SOC 356 (SA)
Sociology of Science
Science is a critical part of our modern world. But how is it actually done? And how does it affect our daily lives? Placing science in social context is essential to understanding it as a process, as an institution, and as a powerful and influential force in society. With examples such as controversies over cold fusion and HIV-AIDS research, the practices of genetic testing and brain scan analysis, the questions of nuclear weapons and climate change, forms of expertise and public policy, this course will introduce you to the exciting and growing field of the sociology of science.
Sample reading list:
Joe Dumit, Picturing Personhood: Brain Scans and Biomedical Identity
Bruno Latour and Steve Woolgar, Laboratory Life: The Construction of Scientific Facts
Anne Fausto-Sterling, Sexing the Body: Gender Politics
Karen Rader, Making Mice: Standardizing Animals in Biomedical Research
Paul Edwards, A Vast Machine: Computer Models, Climate Data
Steve Epstein, The Construction of Lay Expertise: AIDS Activism
125 pages of reading per week.
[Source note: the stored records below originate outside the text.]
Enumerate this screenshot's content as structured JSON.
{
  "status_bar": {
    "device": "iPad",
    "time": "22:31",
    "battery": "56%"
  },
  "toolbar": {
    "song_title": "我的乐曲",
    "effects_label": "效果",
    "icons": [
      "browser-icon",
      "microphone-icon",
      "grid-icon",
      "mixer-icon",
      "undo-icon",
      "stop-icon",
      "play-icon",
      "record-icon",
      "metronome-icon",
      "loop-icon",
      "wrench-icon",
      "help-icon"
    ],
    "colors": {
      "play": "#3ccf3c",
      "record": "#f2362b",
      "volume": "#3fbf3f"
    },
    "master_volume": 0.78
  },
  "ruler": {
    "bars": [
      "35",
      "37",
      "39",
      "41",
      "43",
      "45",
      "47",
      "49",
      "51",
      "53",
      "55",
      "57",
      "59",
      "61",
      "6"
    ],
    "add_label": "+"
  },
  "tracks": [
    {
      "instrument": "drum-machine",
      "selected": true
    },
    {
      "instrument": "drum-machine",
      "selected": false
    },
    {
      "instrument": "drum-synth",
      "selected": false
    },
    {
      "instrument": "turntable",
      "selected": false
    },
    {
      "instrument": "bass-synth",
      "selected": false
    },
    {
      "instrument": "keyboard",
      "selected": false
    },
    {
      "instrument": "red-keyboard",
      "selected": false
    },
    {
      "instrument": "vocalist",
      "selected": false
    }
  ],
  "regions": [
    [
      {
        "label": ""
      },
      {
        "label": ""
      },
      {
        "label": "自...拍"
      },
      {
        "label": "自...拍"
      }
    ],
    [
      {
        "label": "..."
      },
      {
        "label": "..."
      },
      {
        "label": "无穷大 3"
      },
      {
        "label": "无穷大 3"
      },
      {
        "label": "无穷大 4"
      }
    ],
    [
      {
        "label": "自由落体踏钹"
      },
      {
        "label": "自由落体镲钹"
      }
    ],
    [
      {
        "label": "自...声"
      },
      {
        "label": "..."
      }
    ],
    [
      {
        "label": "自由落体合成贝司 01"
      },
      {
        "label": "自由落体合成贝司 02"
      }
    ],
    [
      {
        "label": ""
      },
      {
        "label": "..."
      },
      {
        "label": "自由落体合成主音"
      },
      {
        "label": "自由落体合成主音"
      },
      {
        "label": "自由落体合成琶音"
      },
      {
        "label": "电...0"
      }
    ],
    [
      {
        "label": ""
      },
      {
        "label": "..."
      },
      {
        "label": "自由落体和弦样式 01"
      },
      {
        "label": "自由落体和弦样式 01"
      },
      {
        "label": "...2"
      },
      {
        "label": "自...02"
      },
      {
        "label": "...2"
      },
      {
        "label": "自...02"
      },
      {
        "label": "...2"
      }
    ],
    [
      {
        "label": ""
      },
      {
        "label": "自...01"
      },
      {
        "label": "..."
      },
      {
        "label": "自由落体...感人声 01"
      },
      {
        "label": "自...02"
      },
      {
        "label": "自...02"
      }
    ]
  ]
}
Short weekly reading responses (15%). Midterm exam. Research paper topic proposal and presentation, and a final research paper.
Mid Term Exam - 20%
Paper in lieu of Final - 30%
Papers - 15%
Oral Presentation(s) - 10%
Class/Precept Participation - 10%
Other (See Instructor) - 15%
Open to Juniors and Seniors Only.
Appropriate for Sociology and History of Science majors, Information Technology and Society certificates, and students in science-related fields. No prior experience in science necessary.
|43150||S01||1:30 pm - 4:20 pm||M||Wallace Social Science 002||Enrolled:11 Limit:18|